Wednesday, June 6, 2012

U.S. Employers Are Reluctant to Hire

"The economy seems so gripped by uncertainties that many employers have decided to manage with the staff they have. They aren't convinced their customer demand will keep growing. Or they worry that Europe's festering debt crisis could infect the global economy. Or they aren't sure what Congress will do, if anything, about taxes and spending in coming months."                              --Jonathan Fahey and Scott Mayerowitz,
                                 reporting for the Associated Press
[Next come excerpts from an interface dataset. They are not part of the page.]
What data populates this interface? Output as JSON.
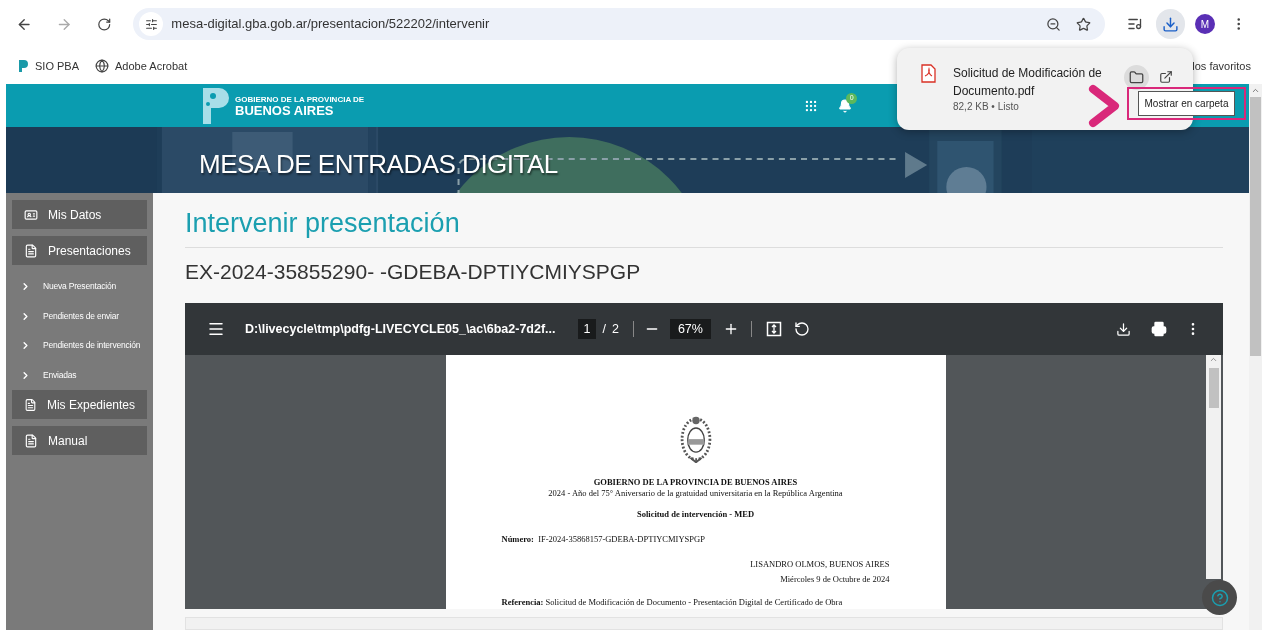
{
  "browser": {
    "url": "mesa-digital.gba.gob.ar/presentacion/522202/intervenir",
    "avatar": "M",
    "bookmarks": [
      {
        "label": "SIO PBA",
        "kind": "sio"
      },
      {
        "label": "Adobe Acrobat",
        "kind": "globe"
      }
    ],
    "bookmarks_overflow": "los favoritos"
  },
  "download_popup": {
    "filename": "Solicitud de Modificación de Documento.pdf",
    "meta": "82,2 KB • Listo",
    "tooltip": "Mostrar en carpeta"
  },
  "header": {
    "logo_small": "GOBIERNO DE LA PROVINCIA DE",
    "logo_big": "BUENOS AIRES",
    "notifications": "0"
  },
  "banner": {
    "title": "MESA DE ENTRADAS DIGITAL"
  },
  "sidebar": {
    "items": [
      {
        "label": "Mis Datos",
        "kind": "main"
      },
      {
        "label": "Presentaciones",
        "kind": "main"
      },
      {
        "label": "Nueva Presentación",
        "kind": "sub"
      },
      {
        "label": "Pendientes de enviar",
        "kind": "sub"
      },
      {
        "label": "Pendientes de intervención",
        "kind": "sub"
      },
      {
        "label": "Enviadas",
        "kind": "sub"
      },
      {
        "label": "Mis Expedientes",
        "kind": "main"
      },
      {
        "label": "Manual",
        "kind": "main"
      }
    ]
  },
  "page": {
    "title": "Intervenir presentación",
    "expediente": "EX-2024-35855290- -GDEBA-DPTIYCMIYSPGP"
  },
  "pdf_viewer": {
    "filename": "D:\\livecycle\\tmp\\pdfg-LIVECYCLE05_\\ac\\6ba2-7d2f...",
    "page": "1",
    "separator": "/",
    "pages": "2",
    "zoom": "67%",
    "document": {
      "heading": "GOBIERNO DE LA PROVINCIA DE BUENOS AIRES",
      "motto": "2024 - Año del 75° Aniversario de la gratuidad universitaria en la República Argentina",
      "subject": "Solicitud de intervención - MED",
      "number": "**Número:**  IF-2024-35868157-GDEBA-DPTIYCMIYSPGP",
      "place": "LISANDRO OLMOS, BUENOS AIRES",
      "date": "Miércoles 9 de Octubre de 2024",
      "reference": "**Referencia:** Solicitud de Modificación de Documento - Presentación Digital de Certificado de Obra"
    }
  }
}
They also note that
  • American employers added a mere 69,000 jobs in May, the fewest in a year
  • The federal government is nearing its debt ceiling.
  • State and local governments are economizing to shrink their own debts.
  • Companies complain that environmental regulations and business subsidies "are hare to predict and plan for"
  • Multi-year highway and construction projects are on hold as Congress debates the issue
  • The Bush-era tax cuts may be extended but will end without renewing legislation by year-end
  • Sales by American manufacturers to Europe are down very significantly in 2012
  • The stability of U.S. banks, the trend of the stock market and consumer confidence are all shaky
  • The U.S. wind industry is in a flat status or downtrend. An important renewable energy subsidy is set to expire later in 2012. Low natural gas prices are also putting pressure on renewables.
  • A KPMG report on technology is not optimistic:

"An April survey of 122 technology executives by KPMG found that employers weren't expecting to expand their payrolls as aggressively this year as they did last year. The main reason: Most of them are bracing for slower revenue growth.
"The fallout from Europe's shaky economy looms as the biggest concern. But slowing economies in Asia are also contributing to a more cautious approach to hiring, said Gary Matuszak of KPMG.

"There's not much confidence in the U.S. economy, either. Thirty percent of the survey respondents predicted that the economy won't fully regain its health until 2014. Thirty-three percent expect it will be 2015 or later before the economy returns to where it was before the financial meltdown of 2008."
                              --Jonathan Fahey and Scott Mayerowitz
  • The economies of India and China are slowing
  • Gasoline demand in the U.S.A. has fallen for sixty-two straight weeks
The AP story is online at:

No comments:

Post a Comment